GREGORY: So good economic news, the economy grew a little bit in the third quarter; has a lot of people thinking things are getting better. And yet the market on Friday dropped pretty sharply. Does Wall Street think the recession is over?
GEITHNER: I think it is a good number. It was -- the growth was broad based. It was investment, exports, consumption, housing for the first time. And it shows that, you know, just five months after the president came into office we got growths restarted. But it’s just the beginning and we’ve got a ways to go. Unemployment’s high and still rising.
This is a very tough economy, still, for huge numbers of American’s businesses, so we’ve got a ways to go, David.
GREGORY: Do you think the recession is over?
GEITHNER: That’s the judgment the economists will make, and they won’t know until years from now. But the real test of recovery will be when we have unemployment coming down, people back to work, businesses confident to invest again.
GREGORY: What do people have to be braced for, despite this news?
GEITHNER: Well, again, I think it’s -- it’s good news and it shows that, when you act with force, you can stabilize a crisis like this and, you know, start to repair the damage and bring things back.
But this is going to be a different recovery than the past, because Americans are going to have to save more. A lot of damage was caused by this crisis.
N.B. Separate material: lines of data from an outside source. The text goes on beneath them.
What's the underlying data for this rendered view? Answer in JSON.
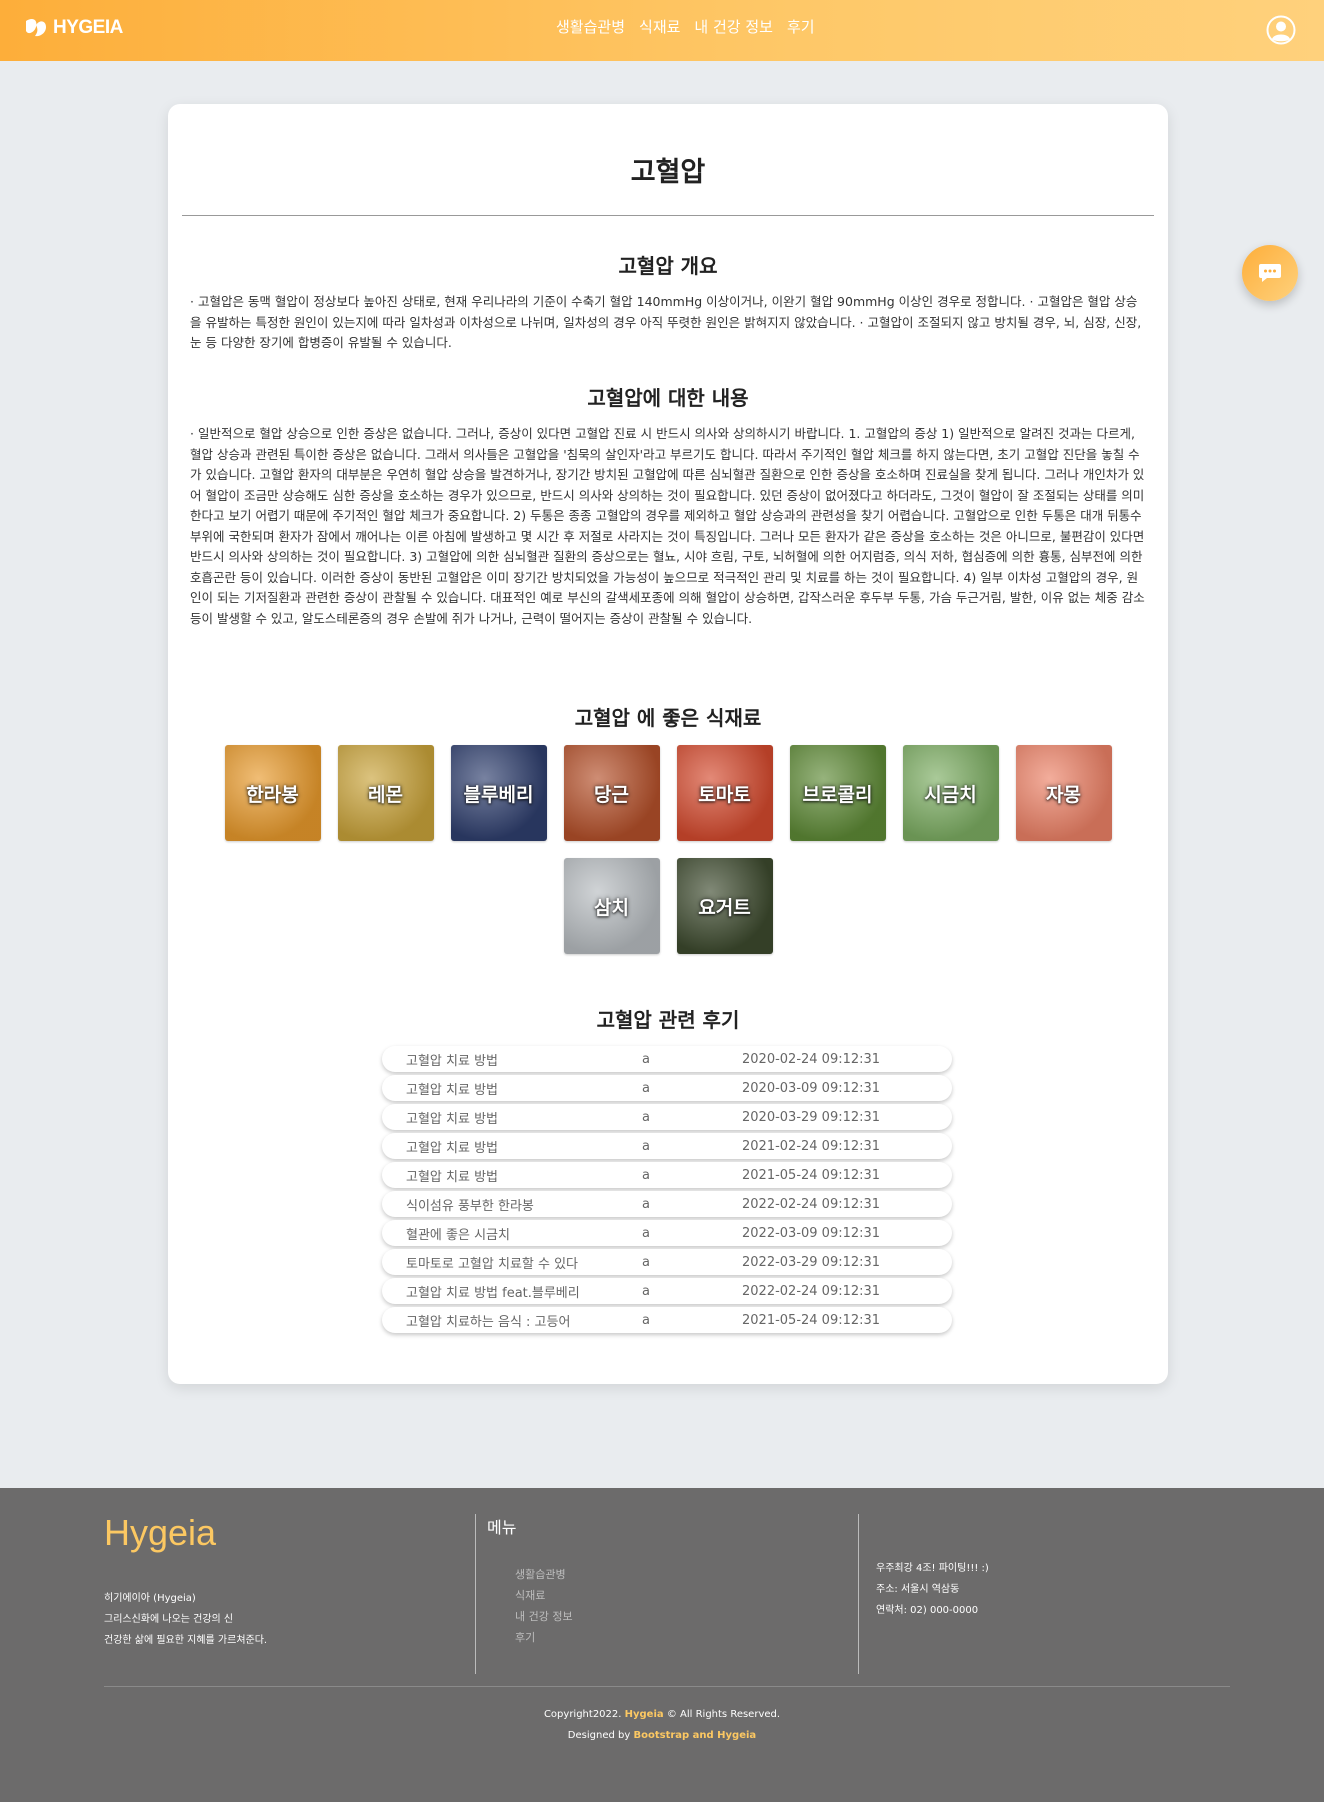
{
  "header": {
    "logo_text": "HYGEIA",
    "nav": [
      "생활습관병",
      "식재료",
      "내 건강 정보",
      "후기"
    ]
  },
  "page": {
    "title": "고혈압",
    "overview_title": "고혈압 개요",
    "overview_text": "· 고혈압은 동맥 혈압이 정상보다 높아진 상태로, 현재 우리나라의 기준이 수축기 혈압 140mmHg 이상이거나, 이완기 혈압 90mmHg 이상인 경우로 정합니다. · 고혈압은 혈압 상승을 유발하는 특정한 원인이 있는지에 따라 일차성과 이차성으로 나뉘며, 일차성의 경우 아직 뚜렷한 원인은 밝혀지지 않았습니다. · 고혈압이 조절되지 않고 방치될 경우, 뇌, 심장, 신장, 눈 등 다양한 장기에 합병증이 유발될 수 있습니다.",
    "content_title": "고혈압에 대한 내용",
    "content_text": "· 일반적으로 혈압 상승으로 인한 증상은 없습니다. 그러나, 증상이 있다면 고혈압 진료 시 반드시 의사와 상의하시기 바랍니다. 1. 고혈압의 증상 1) 일반적으로 알려진 것과는 다르게, 혈압 상승과 관련된 특이한 증상은 없습니다. 그래서 의사들은 고혈압을 '침묵의 살인자'라고 부르기도 합니다. 따라서 주기적인 혈압 체크를 하지 않는다면, 초기 고혈압 진단을 놓칠 수가 있습니다. 고혈압 환자의 대부분은 우연히 혈압 상승을 발견하거나, 장기간 방치된 고혈압에 따른 심뇌혈관 질환으로 인한 증상을 호소하며 진료실을 찾게 됩니다. 그러나 개인차가 있어 혈압이 조금만 상승해도 심한 증상을 호소하는 경우가 있으므로, 반드시 의사와 상의하는 것이 필요합니다. 있던 증상이 없어졌다고 하더라도, 그것이 혈압이 잘 조절되는 상태를 의미한다고 보기 어렵기 때문에 주기적인 혈압 체크가 중요합니다. 2) 두통은 종종 고혈압의 경우를 제외하고 혈압 상승과의 관련성을 찾기 어렵습니다. 고혈압으로 인한 두통은 대개 뒤통수 부위에 국한되며 환자가 잠에서 깨어나는 이른 아침에 발생하고 몇 시간 후 저절로 사라지는 것이 특징입니다. 그러나 모든 환자가 같은 증상을 호소하는 것은 아니므로, 불편감이 있다면 반드시 의사와 상의하는 것이 필요합니다. 3) 고혈압에 의한 심뇌혈관 질환의 증상으로는 혈뇨, 시야 흐림, 구토, 뇌허혈에 의한 어지럼증, 의식 저하, 협심증에 의한 흉통, 심부전에 의한 호흡곤란 등이 있습니다. 이러한 증상이 동반된 고혈압은 이미 장기간 방치되었을 가능성이 높으므로 적극적인 관리 및 치료를 하는 것이 필요합니다. 4) 일부 이차성 고혈압의 경우, 원인이 되는 기저질환과 관련한 증상이 관찰될 수 있습니다. 대표적인 예로 부신의 갈색세포종에 의해 혈압이 상승하면, 갑작스러운 후두부 두통, 가슴 두근거림, 발한, 이유 없는 체중 감소 등이 발생할 수 있고, 알도스테론증의 경우 손발에 쥐가 나거나, 근력이 떨어지는 증상이 관찰될 수 있습니다.",
    "foods_title": "고혈압 에 좋은 식재료",
    "foods": [
      {
        "name": "한라봉",
        "color": "#e89a2c"
      },
      {
        "name": "레몬",
        "color": "#c9a33a"
      },
      {
        "name": "블루베리",
        "color": "#2f3f6e"
      },
      {
        "name": "당근",
        "color": "#b4502a"
      },
      {
        "name": "토마토",
        "color": "#d44a2e"
      },
      {
        "name": "브로콜리",
        "color": "#5e8a36"
      },
      {
        "name": "시금치",
        "color": "#7cad62"
      },
      {
        "name": "자몽",
        "color": "#ec8166"
      },
      {
        "name": "삼치",
        "color": "#b7bcc0"
      },
      {
        "name": "요거트",
        "color": "#3d4a2e"
      }
    ],
    "reviews_title": "고혈압 관련 후기",
    "reviews": [
      {
        "title": "고혈압 치료 방법",
        "author": "a",
        "date": "2020-02-24 09:12:31"
      },
      {
        "title": "고혈압 치료 방법",
        "author": "a",
        "date": "2020-03-09 09:12:31"
      },
      {
        "title": "고혈압 치료 방법",
        "author": "a",
        "date": "2020-03-29 09:12:31"
      },
      {
        "title": "고혈압 치료 방법",
        "author": "a",
        "date": "2021-02-24 09:12:31"
      },
      {
        "title": "고혈압 치료 방법",
        "author": "a",
        "date": "2021-05-24 09:12:31"
      },
      {
        "title": "식이섬유 풍부한 한라봉",
        "author": "a",
        "date": "2022-02-24 09:12:31"
      },
      {
        "title": "혈관에 좋은 시금치",
        "author": "a",
        "date": "2022-03-09 09:12:31"
      },
      {
        "title": "토마토로 고혈압 치료할 수 있다",
        "author": "a",
        "date": "2022-03-29 09:12:31"
      },
      {
        "title": "고혈압 치료 방법 feat.블루베리",
        "author": "a",
        "date": "2022-02-24 09:12:31"
      },
      {
        "title": "고혈압 치료하는 음식 : 고등어",
        "author": "a",
        "date": "2021-05-24 09:12:31"
      }
    ]
  },
  "footer": {
    "brand": "Hygeia",
    "desc": [
      "히기에이아 (Hygeia)",
      "그리스신화에 나오는 건강의 신",
      "건강한 삶에 필요한 지혜를 가르쳐준다."
    ],
    "menu_title": "메뉴",
    "menu": [
      "생활습관병",
      "식재료",
      "내 건강 정보",
      "후기"
    ],
    "contact": [
      "우주최강 4조! 파이팅!!! :)",
      "주소: 서울시 역삼동",
      "연락처: 02) 000-0000"
    ],
    "copyright_prefix": "Copyright2022.",
    "copyright_brand": "Hygeia",
    "copyright_suffix": "© All Rights Reserved.",
    "designed_prefix": "Designed by",
    "designed_by": "Bootstrap and Hygeia"
  },
  "colors": {
    "accent": "#fdae3a",
    "accent_light": "#ffd17c",
    "footer_bg": "#6c6b6b",
    "footer_brand": "#fcc862"
  }
}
It’s going to take some time for us to grow out of this. It could be a little choppy; it could be uneven; and it’s going to take a while. But I think, again, this is encouraging signs.
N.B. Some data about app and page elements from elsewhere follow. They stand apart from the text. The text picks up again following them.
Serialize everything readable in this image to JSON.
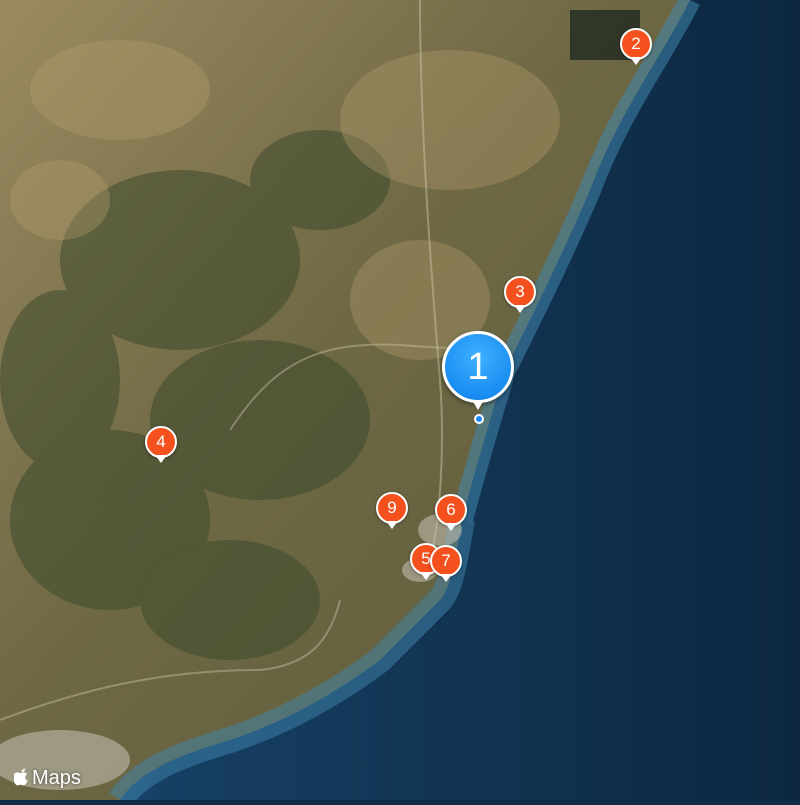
{
  "map": {
    "attribution": "Maps",
    "attribution_icon": "apple-icon",
    "colors": {
      "sea": "#0f2a45",
      "land": "#7a6f4e",
      "pin_marker": "#f4511e",
      "selected_marker": "#1a8ef2"
    },
    "markers": [
      {
        "label": "1",
        "style": "selected"
      },
      {
        "label": "2",
        "style": "default"
      },
      {
        "label": "3",
        "style": "default"
      },
      {
        "label": "4",
        "style": "default"
      },
      {
        "label": "5",
        "style": "default"
      },
      {
        "label": "6",
        "style": "default"
      },
      {
        "label": "7",
        "style": "default"
      },
      {
        "label": "9",
        "style": "default"
      }
    ]
  }
}
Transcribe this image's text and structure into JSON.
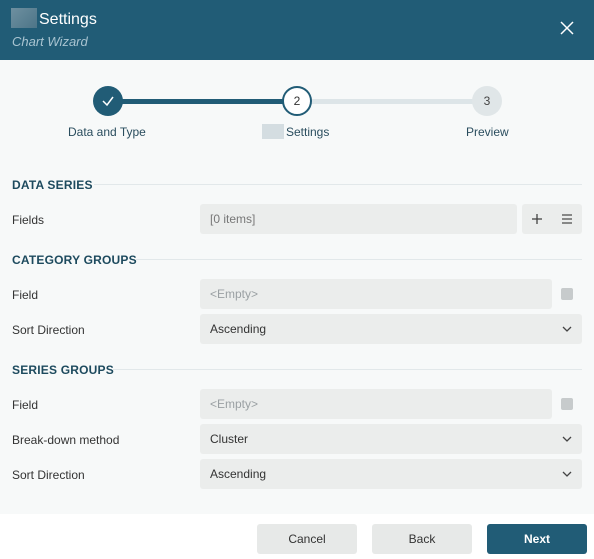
{
  "header": {
    "title": "Settings",
    "subtitle": "Chart Wizard"
  },
  "stepper": {
    "steps": [
      {
        "label": "Data and Type",
        "number": "",
        "status": "complete"
      },
      {
        "label": "Settings",
        "number": "2",
        "status": "current"
      },
      {
        "label": "Preview",
        "number": "3",
        "status": "upcoming"
      }
    ]
  },
  "data_series": {
    "heading": "DATA SERIES",
    "fields_label": "Fields",
    "fields_value": "[0 items]"
  },
  "category_groups": {
    "heading": "CATEGORY GROUPS",
    "field_label": "Field",
    "field_placeholder": "<Empty>",
    "sort_label": "Sort Direction",
    "sort_value": "Ascending"
  },
  "series_groups": {
    "heading": "SERIES GROUPS",
    "field_label": "Field",
    "field_placeholder": "<Empty>",
    "breakdown_label": "Break-down method",
    "breakdown_value": "Cluster",
    "sort_label": "Sort Direction",
    "sort_value": "Ascending"
  },
  "footer": {
    "cancel_label": "Cancel",
    "back_label": "Back",
    "next_label": "Next"
  },
  "colors": {
    "primary": "#215c76",
    "background": "#f7f9f9",
    "field_background": "#ebedec"
  }
}
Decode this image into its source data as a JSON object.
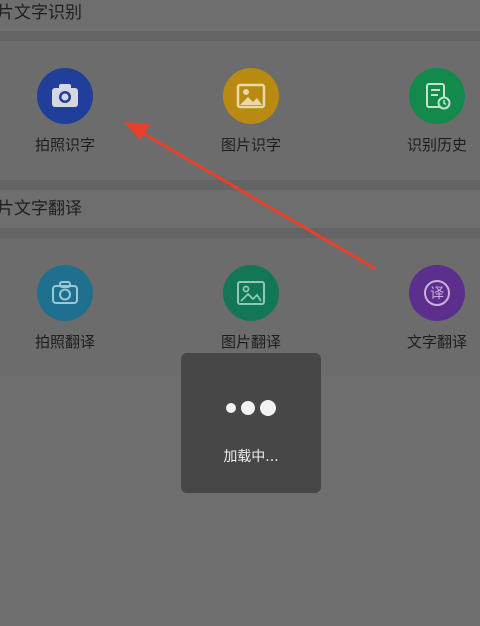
{
  "sections": [
    {
      "title": "片文字识别",
      "items": [
        {
          "label": "拍照识字",
          "icon": "camera-icon",
          "color": "#1f3f9a"
        },
        {
          "label": "图片识字",
          "icon": "image-icon",
          "color": "#b98a12"
        },
        {
          "label": "识别历史",
          "icon": "history-document-icon",
          "color": "#118a4c"
        }
      ]
    },
    {
      "title": "片文字翻译",
      "items": [
        {
          "label": "拍照翻译",
          "icon": "camera-translate-icon",
          "color": "#1f6f8e"
        },
        {
          "label": "图片翻译",
          "icon": "image-translate-icon",
          "color": "#137656"
        },
        {
          "label": "文字翻译",
          "icon": "text-translate-icon",
          "color": "#5c2f8c"
        }
      ]
    }
  ],
  "toast": {
    "text": "加载中...",
    "icon": "loading-dots-icon"
  },
  "annotation": {
    "arrow_color": "#e8402a"
  }
}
GREGORY: Difficult days still ahead?
GEITHNER: Well, again, I think for large numbers of Americans and businesses, small businesses in particular, it’s a tough economy.
GREGORY: So more difficulty before it gets better.
GEITHNER: Well, it’s getting better. It’s going to be better gradually, and we’re going to make sure we keep at it until we have an economy that’s growing again led by the private sector, of course, ultimately.
GEITHNER: You know, what the government did was to step in and make sure we’re providing the tax cuts and investments necessary to arrest the crisis, get credit markets starting to open up again. And we did that, that plan worked. But we’ve got a ways to go before...
GREGORY: But that’s a big question, whether or not -- yes, you have growth for the first time in four quarters. But is any of this growth sustainable without government intervention?
GEITHNER: It will be, it will be. But what the government has to do in a crisis is to provide a bridge until the economy can repair itself and businesses are confident enough to start to invest again. And again, you’re starting to see it again.
Businesses now, I think they’ll say -- you talk to people across the country, they’ll say that they feel that things are more stable now and for the first time they see orders starting to pick up. And what will happen is they’ll start to invest again, they’ll start to bring people back onto their payroll and this will get more momentum.